WHAT YOU HAVE TO DO: Type the data below again exactly. Omit all pictures.

[Records drawn from a dataset]
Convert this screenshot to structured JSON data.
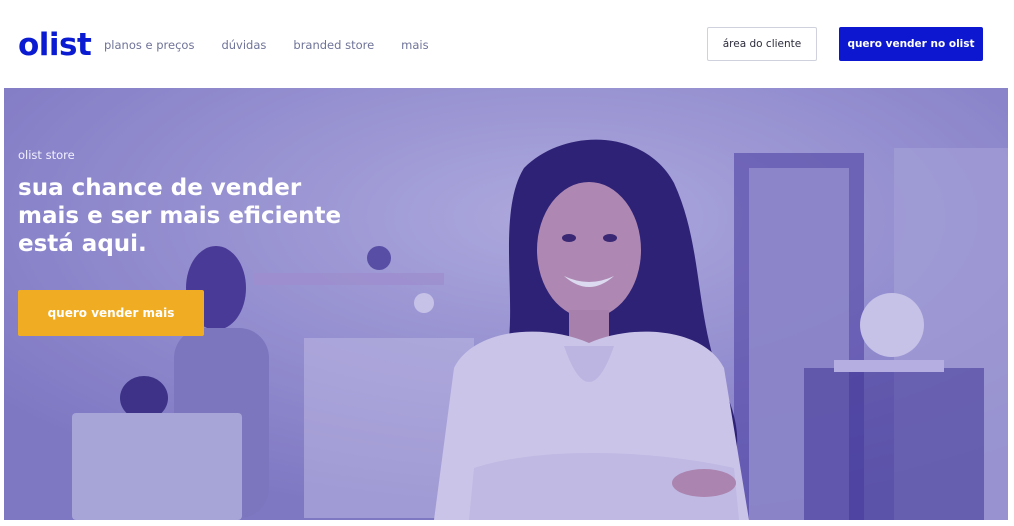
{
  "header": {
    "logo": "olist",
    "nav": [
      {
        "label": "planos e preços"
      },
      {
        "label": "dúvidas"
      },
      {
        "label": "branded store"
      },
      {
        "label": "mais"
      }
    ],
    "client_area_label": "área do cliente",
    "sell_label": "quero vender no olist"
  },
  "hero": {
    "eyebrow": "olist store",
    "headline": "sua chance de vender mais e ser mais eficiente está aqui.",
    "cta_label": "quero vender mais"
  },
  "colors": {
    "brand_blue": "#0d17cf",
    "cta_yellow": "#f0ad24",
    "hero_overlay": "#8f8bd0"
  }
}
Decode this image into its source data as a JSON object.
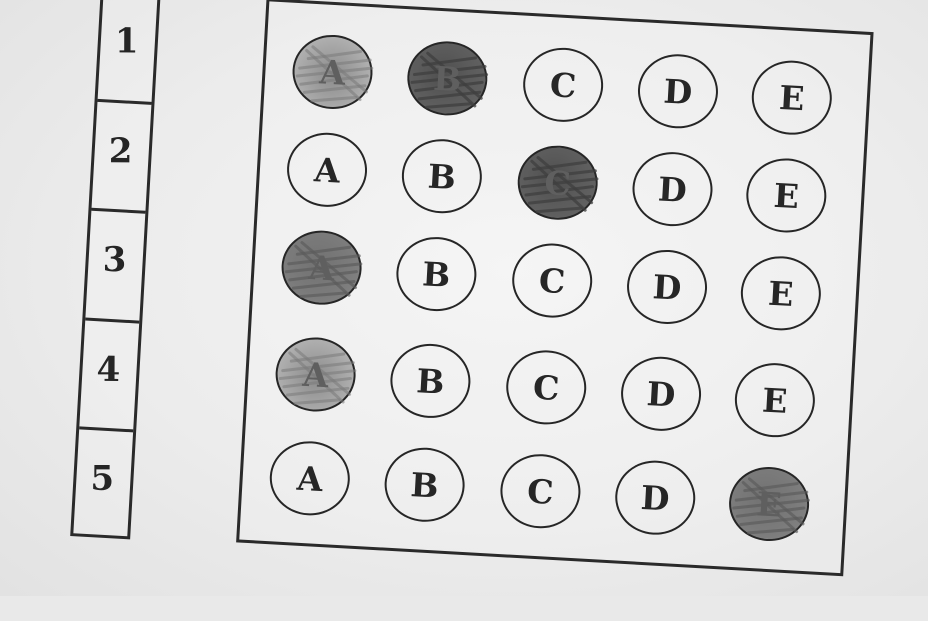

TASK RESPONSE:
Convert this screenshot to structured JSON data.
{
  "header": {
    "logo": "olist",
    "nav": [
      {
        "label": "planos e preços"
      },
      {
        "label": "dúvidas"
      },
      {
        "label": "branded store"
      },
      {
        "label": "mais"
      }
    ],
    "client_area_label": "área do cliente",
    "sell_label": "quero vender no olist"
  },
  "hero": {
    "eyebrow": "olist store",
    "headline": "sua chance de vender mais e ser mais eficiente está aqui.",
    "cta_label": "quero vender mais"
  },
  "colors": {
    "brand_blue": "#0d17cf",
    "cta_yellow": "#f0ad24",
    "hero_overlay": "#8f8bd0"
  }
}
Decode this image into its source data as a JSON object.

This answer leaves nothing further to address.